The community trust behind a cultural hub in Kawakawa is defending its plan against accusations by Act Party leader David Seymour that it will create just three jobs in exchange for a $2.4 million Government grant.
The Kawakawa Hundertwasser Park Charitable Trust, together with local iwi Ngāti Hine, is developing a rammed-earth building behind the town's famous Hundertwasser toilets which will include a public library, council service centre, art gallery, i-Site, public toilets and showers. It will also house an interpretive centre telling the story of Hundertwasser's connection to the town.
The project, called Te Hononga (''the joining of cultures''), was one of the first out of the blocks when Northland-based NZ First MP Shane Jones launched the billion-dollar Provincial Growth Fund.
The centre's $2.4m grant has, however, been criticised by Seymour, who claimed it would create only three jobs at a cost of $800,000 each. He said the fund should be renamed the ''Shane Jones Re-election Fund''.

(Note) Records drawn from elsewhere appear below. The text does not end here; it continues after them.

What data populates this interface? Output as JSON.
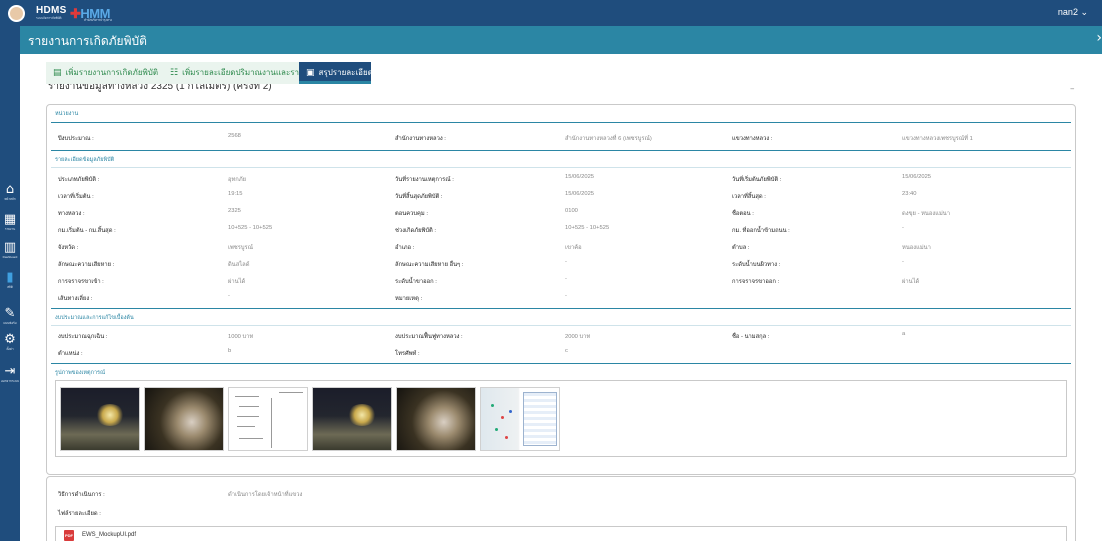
{
  "app": {
    "logo_text": "HDMS",
    "logo_subtext": "ระบบจัดการภัยพิบัติ",
    "logo_text_2": "HMM",
    "logo_subtext_2": "สำนักบริหารบำรุงทาง",
    "user_menu": "nan2 ⌄"
  },
  "sidebar": {
    "items": [
      {
        "label": "หน้าหลัก",
        "icon": "home-icon",
        "glyph": "⌂"
      },
      {
        "label": "รายงาน",
        "icon": "report-icon",
        "glyph": "▦"
      },
      {
        "label": "Dashboard",
        "icon": "chart-icon",
        "glyph": "▥"
      },
      {
        "label": "สถิติ",
        "icon": "stats-icon",
        "glyph": "▮"
      },
      {
        "label": "แบบฟอร์ม",
        "icon": "form-icon",
        "glyph": "✎"
      },
      {
        "label": "ตั้งค่า",
        "icon": "gear-icon",
        "glyph": "⚙"
      },
      {
        "label": "ออกจากระบบ",
        "icon": "logout-icon",
        "glyph": "⇥"
      }
    ]
  },
  "header": {
    "title": "รายงานการเกิดภัยพิบัติ",
    "collapse_glyph": "›"
  },
  "tabs": [
    {
      "label": "เพิ่มรายงานการเกิดภัยพิบัติ",
      "icon": "add-report-icon",
      "glyph": "▤"
    },
    {
      "label": "เพิ่มรายละเอียดปริมาณงานและราคา",
      "icon": "add-detail-icon",
      "glyph": "☷"
    },
    {
      "label": "สรุปรายละเอียด",
      "icon": "summary-icon",
      "glyph": "▣"
    }
  ],
  "report_heading": "รายงานข้อมูลทางหลวง 2325 (1 กิโลเมตร) (ครั้งที่ 2)",
  "collapse_card_glyph": "–",
  "agency": {
    "section_title": "หน่วยงาน",
    "fiscal_year_label": "ปีงบประมาณ :",
    "fiscal_year_value": "2568",
    "district_office_label": "สำนักงานทางหลวง :",
    "district_office_value": "สำนักงานทางหลวงที่ 6 (เพชรบูรณ์)",
    "highway_district_label": "แขวงทางหลวง :",
    "highway_district_value": "แขวงทางหลวงเพชรบูรณ์ที่ 1"
  },
  "disaster": {
    "section_title": "รายละเอียดข้อมูลภัยพิบัติ",
    "disaster_type_label": "ประเภทภัยพิบัติ :",
    "disaster_type_value": "อุทกภัย",
    "report_date_label": "วันที่รายงานเหตุการณ์ :",
    "report_date_value": "15/06/2025",
    "start_date_label": "วันที่เริ่มต้นภัยพิบัติ :",
    "start_date_value": "15/06/2025",
    "start_time_label": "เวลาที่เริ่มต้น :",
    "start_time_value": "19:15",
    "end_date_label": "วันที่สิ้นสุดภัยพิบัติ :",
    "end_date_value": "15/06/2025",
    "end_time_label": "เวลาที่สิ้นสุด :",
    "end_time_value": "23:40",
    "route_label": "ทางหลวง :",
    "route_value": "2325",
    "control_label": "ตอนควบคุม :",
    "control_value": "0100",
    "section_name_label": "ชื่อตอน :",
    "section_name_value": "ดงขุย - หนองแม่นา",
    "km_label": "กม.เริ่มต้น - กม.สิ้นสุด :",
    "km_value": "10+525 - 10+525",
    "disaster_range_label": "ช่วงเกิดภัยพิบัติ :",
    "disaster_range_value": "10+525 - 10+525",
    "water_km_label": "กม. ที่ออกน้ำข้ามถนน :",
    "water_km_value": "-",
    "province_label": "จังหวัด :",
    "province_value": "เพชรบูรณ์",
    "district_label": "อำเภอ :",
    "district_value": "เขาค้อ",
    "subdistrict_label": "ตำบล :",
    "subdistrict_value": "หนองแม่นา",
    "damage_type_label": "ลักษณะความเสียหาย :",
    "damage_type_value": "ดินสไลด์",
    "damage_other_label": "ลักษณะความเสียหาย อื่นๆ :",
    "damage_other_value": "-",
    "water_level_label": "ระดับน้ำบนผิวทาง :",
    "water_level_value": "-",
    "traffic_in_label": "การจราจรขาเข้า :",
    "traffic_in_value": "ผ่านได้",
    "water_out_label": "ระดับน้ำขาออก :",
    "water_out_value": "-",
    "traffic_out_label": "การจราจรขาออก :",
    "traffic_out_value": "ผ่านได้",
    "detour_label": "เส้นทางเลี่ยง :",
    "detour_value": "-",
    "remark_label": "หมายเหตุ :",
    "remark_value": "-"
  },
  "budget": {
    "section_title": "งบประมาณและการแก้ไขเบื้องต้น",
    "emergency_budget_label": "งบประมาณฉุกเฉิน :",
    "emergency_budget_value": "1000 บาท",
    "restore_budget_label": "งบประมาณฟื้นฟูทางหลวง :",
    "restore_budget_value": "2000 บาท",
    "name_label": "ชื่อ - นามสกุล :",
    "name_value": "a",
    "position_label": "ตำแหน่ง :",
    "position_value": "b",
    "phone_label": "โทรศัพท์ :",
    "phone_value": "c"
  },
  "photos": {
    "section_title": "รูปภาพของเหตุการณ์",
    "items": [
      "night-road-photo",
      "damaged-tree-photo",
      "document-scan-photo",
      "night-road-photo",
      "damaged-tree-photo",
      "map-report-photo"
    ]
  },
  "operation": {
    "method_label": "วิธีการดำเนินการ :",
    "method_value": "ดำเนินการโดยเจ้าหน้าที่แขวง",
    "file_label": "ไฟล์รายละเอียด :",
    "file_name": "EWS_MockupUI.pdf",
    "file_icon_text": "PDF"
  }
}
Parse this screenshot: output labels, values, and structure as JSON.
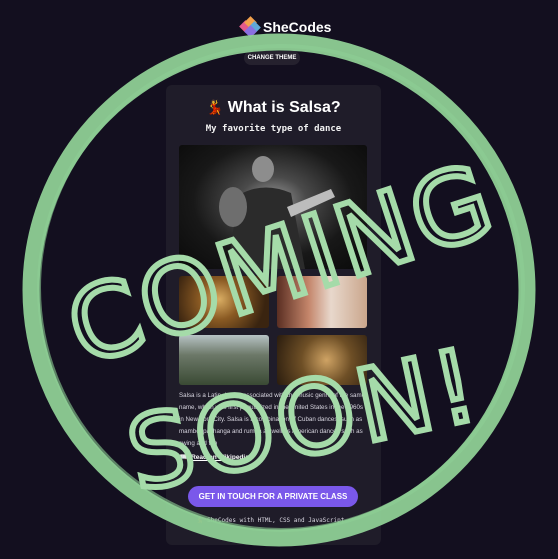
{
  "header": {
    "brand": "SheCodes",
    "theme_button": "CHANGE THEME"
  },
  "card": {
    "title_emoji": "💃",
    "title": "What is Salsa?",
    "subtitle": "My favorite type of dance",
    "description": "Salsa is a Latin dance, associated with the music genre of the same name, which was first popularized in the United States in the 1960s in New York City. Salsa is a combination of Cuban dances, such as mambo, pachanga and rumba as well as American dances such as swing and tap",
    "wiki_link": "Read on Wikipedia",
    "cta_label": "GET IN TOUCH FOR A PRIVATE CLASS",
    "footer": "💃 SheCodes with HTML, CSS and JavaScript"
  },
  "overlay": {
    "line1": "COMING",
    "line2": "SOON!",
    "ring_color": "#8ecf95"
  },
  "colors": {
    "background": "#130f1f",
    "card": "#1f1c29",
    "accent": "#7a58ea"
  }
}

''To call it pork-barrel politics would be offensive to pigs,'' he said.
But trust chairwoman Noma Shepherd said Seymour's comments were ''just politics''.
The project would create many more jobs in the wider community as visitors, many of whom currently stop only briefly to see the loos, stayed longer and spent more.
She believed the project had been chosen for its benefits to Kawakawa and not for political ends.
''It'll create a central point, draw people into the town and promote businesses,'' she said.
It was true, as stated in a TV report, that a cafe had been dropped from the plans for fears it would cannibalise existing food outlets. That space would now be used for a creative workshop.
The trust had responded and adapted the plans as issues came to light, she said.
Project co-ordinator Lau'rell Pratt said six people, including local contractors, were already working on the project with that number expected to grow by at least 20 during construction.
However, the real purpose of the centre was to act as a catalyst for social and economic change, with benefits well beyond those who were directly employed.
One of the aims was to encourage visitors to stay a few hours in Kawakawa instead of 10 minutes. If all of the town's forecast 350,000 visitors spent just $5 that would translate to $1.75m a year, Pratt said.
Te Hononga was being built with the blessing of the Hundertwasser Non-profit Foundation in Austria. The foundation was helping five Ngāti Hine artists design the front entrance. Construction is to start later this year.